The second was that it opened my mind up to speaking up and sharing my deep, dark secrets.
In the training, I shared here and there with other coach trainees things I hadn’t really shared much with friends or family and I began to feel more comfortable sharing myself. Then, one the biggest, most life changing things happened to me.
I was talking to one of our mentors about who I want to work with in my coaching practice and I told her I wanted to work with women who binge eat because that had been probably the biggest struggle of my life. She asked me if I was still bingeing and I admitted to her that yes, I was. She being a person who was knowledgeable on the subject of binge eating proceeded to help me understand why I binge and how I can apply all the coaching tools I’d learned over the course of the training to help me stop binge eating.
Had I not opened up to her, had I not told her my secret that I was a binge eating, then not only would I not have been given the tools and knowledge I needed to stop myself from continuing to binge eat, but I also wouldn’t have learned how to effectively teach all of you how to stop binge eating as well.
It was my vulnerability that saved my life and created my extremely satisfying career that I have now.
Then, months later, I did what was probably the most scary act of vulnerability for me. I shared a short video of me talking about my binge eating story on Facebook. I shared my most embarrassing story about myself with all my friends on there. I risked judgement and ridicule and all the negativity and all the feelings I might feel just so I could start putting myself out there so I could start the process of helping you all.
And the video was welcomed with open arms. I received so much love, so many likes, so much support, and I also received some direct messages from people who thanked me for sharing my story because they also binge eat.
And now, I don’t at all feel embarrassed and ashamed of my past struggle. I’m able to be open with anyone I talk about it with and I risk the possible judgement because I know that the people who love me and the people who matter most will appreciate me sharing true self and continue to love me. Any people who would judge me and think less of me, I don’t want them in my life anyway.

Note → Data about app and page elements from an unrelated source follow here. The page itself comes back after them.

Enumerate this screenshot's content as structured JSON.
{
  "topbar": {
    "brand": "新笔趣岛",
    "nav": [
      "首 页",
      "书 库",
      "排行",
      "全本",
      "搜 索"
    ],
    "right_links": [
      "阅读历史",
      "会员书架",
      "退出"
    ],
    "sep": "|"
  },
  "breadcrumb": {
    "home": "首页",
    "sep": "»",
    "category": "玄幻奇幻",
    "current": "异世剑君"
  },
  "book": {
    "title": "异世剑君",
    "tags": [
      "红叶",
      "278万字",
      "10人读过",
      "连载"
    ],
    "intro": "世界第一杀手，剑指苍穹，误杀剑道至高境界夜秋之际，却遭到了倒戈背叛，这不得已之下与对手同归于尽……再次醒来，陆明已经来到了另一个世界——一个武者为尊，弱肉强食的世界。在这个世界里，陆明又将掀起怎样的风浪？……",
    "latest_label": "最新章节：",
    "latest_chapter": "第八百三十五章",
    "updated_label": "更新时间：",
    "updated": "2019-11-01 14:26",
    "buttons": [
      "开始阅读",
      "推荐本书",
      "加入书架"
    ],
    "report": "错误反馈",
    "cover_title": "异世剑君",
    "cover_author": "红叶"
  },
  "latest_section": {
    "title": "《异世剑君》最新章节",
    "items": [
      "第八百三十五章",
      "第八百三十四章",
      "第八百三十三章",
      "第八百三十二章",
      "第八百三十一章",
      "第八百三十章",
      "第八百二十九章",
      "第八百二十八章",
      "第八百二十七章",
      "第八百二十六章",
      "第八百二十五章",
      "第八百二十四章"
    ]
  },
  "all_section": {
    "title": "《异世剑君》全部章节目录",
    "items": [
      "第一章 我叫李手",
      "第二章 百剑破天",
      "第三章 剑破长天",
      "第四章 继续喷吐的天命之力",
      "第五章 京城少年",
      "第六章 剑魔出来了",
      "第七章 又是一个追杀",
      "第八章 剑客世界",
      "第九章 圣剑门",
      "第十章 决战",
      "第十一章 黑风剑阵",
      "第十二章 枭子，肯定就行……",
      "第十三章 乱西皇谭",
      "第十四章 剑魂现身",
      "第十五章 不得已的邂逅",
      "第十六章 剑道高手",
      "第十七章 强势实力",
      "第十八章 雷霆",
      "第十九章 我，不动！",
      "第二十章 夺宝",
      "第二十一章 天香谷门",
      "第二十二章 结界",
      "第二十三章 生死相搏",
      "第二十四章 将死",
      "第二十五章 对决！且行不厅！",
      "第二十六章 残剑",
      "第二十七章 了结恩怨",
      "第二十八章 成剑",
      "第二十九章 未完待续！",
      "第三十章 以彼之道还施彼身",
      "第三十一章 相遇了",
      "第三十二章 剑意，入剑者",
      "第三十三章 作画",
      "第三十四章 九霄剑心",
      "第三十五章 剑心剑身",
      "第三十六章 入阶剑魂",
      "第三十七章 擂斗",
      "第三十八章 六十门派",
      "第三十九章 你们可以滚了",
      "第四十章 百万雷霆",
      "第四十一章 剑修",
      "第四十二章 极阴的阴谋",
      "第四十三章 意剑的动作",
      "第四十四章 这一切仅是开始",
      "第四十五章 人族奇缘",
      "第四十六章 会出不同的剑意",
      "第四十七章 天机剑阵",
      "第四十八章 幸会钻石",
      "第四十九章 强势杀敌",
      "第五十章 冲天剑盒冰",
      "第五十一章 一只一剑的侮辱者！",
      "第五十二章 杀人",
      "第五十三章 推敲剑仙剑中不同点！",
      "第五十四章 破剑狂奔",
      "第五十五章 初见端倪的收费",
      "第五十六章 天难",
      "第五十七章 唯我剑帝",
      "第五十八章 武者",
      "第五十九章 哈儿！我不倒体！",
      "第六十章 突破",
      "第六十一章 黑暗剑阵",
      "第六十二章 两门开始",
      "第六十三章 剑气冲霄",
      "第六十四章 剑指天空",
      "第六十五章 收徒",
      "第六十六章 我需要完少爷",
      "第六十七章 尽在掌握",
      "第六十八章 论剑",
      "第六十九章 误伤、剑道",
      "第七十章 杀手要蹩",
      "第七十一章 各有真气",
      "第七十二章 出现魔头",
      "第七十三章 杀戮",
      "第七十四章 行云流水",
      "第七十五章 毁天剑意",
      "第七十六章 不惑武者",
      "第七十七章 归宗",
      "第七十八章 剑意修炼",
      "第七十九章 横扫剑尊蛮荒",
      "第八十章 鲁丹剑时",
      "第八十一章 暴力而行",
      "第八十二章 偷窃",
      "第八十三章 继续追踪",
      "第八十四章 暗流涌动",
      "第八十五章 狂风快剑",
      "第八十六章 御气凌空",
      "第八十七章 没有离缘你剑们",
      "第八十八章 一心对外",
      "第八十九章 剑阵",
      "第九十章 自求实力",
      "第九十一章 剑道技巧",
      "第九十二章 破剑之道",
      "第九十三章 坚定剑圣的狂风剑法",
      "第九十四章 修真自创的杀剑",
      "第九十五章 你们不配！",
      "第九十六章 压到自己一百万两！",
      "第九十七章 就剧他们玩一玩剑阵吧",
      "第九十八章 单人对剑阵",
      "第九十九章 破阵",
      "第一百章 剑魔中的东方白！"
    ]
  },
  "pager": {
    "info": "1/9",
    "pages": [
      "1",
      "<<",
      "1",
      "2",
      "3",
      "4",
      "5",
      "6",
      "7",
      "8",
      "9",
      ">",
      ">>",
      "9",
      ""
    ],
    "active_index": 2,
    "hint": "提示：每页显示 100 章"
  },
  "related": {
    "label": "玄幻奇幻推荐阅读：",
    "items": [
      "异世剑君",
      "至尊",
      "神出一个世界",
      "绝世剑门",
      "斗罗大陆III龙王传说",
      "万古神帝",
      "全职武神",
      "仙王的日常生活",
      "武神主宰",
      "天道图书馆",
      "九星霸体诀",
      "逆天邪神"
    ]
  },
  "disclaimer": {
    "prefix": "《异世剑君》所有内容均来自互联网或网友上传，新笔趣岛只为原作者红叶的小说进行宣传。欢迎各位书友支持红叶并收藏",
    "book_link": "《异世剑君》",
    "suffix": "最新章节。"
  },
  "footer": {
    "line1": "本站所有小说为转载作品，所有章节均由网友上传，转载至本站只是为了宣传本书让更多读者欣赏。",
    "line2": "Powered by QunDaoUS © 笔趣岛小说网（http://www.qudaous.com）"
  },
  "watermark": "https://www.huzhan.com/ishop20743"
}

The reason why I was able to be so vulnerable with the people in my life was because I had done it with myself first. I stopped being afraid of my thoughts and emotions and faced them so I could work on them instead. I allowed myself to reveal my illogical, irrational, not so smart thinking and instead of criticizing myself for it, I got curious.
And that’s the kind of space that I hold for other people, you all included. I hold that space for all your ridiculous and embarrassing thoughts and without judgement, I get curious so we can understand and work through it.
Being vulnerable can be one of the best things you can do for yourself.
It’s absolutely a risk worth taking and if you’re willing to feel any emotion, if you’re okay with feeling emotional discomfort, then there really isn’t even a risk. No matter how the person you’re talking to responds, you can handle it.
And if the person is you, you get to decide how you respond to yourself.
Be open, be honest, don’t hold back out of fear. Be your truest self and get the most amazing benefits from doing it.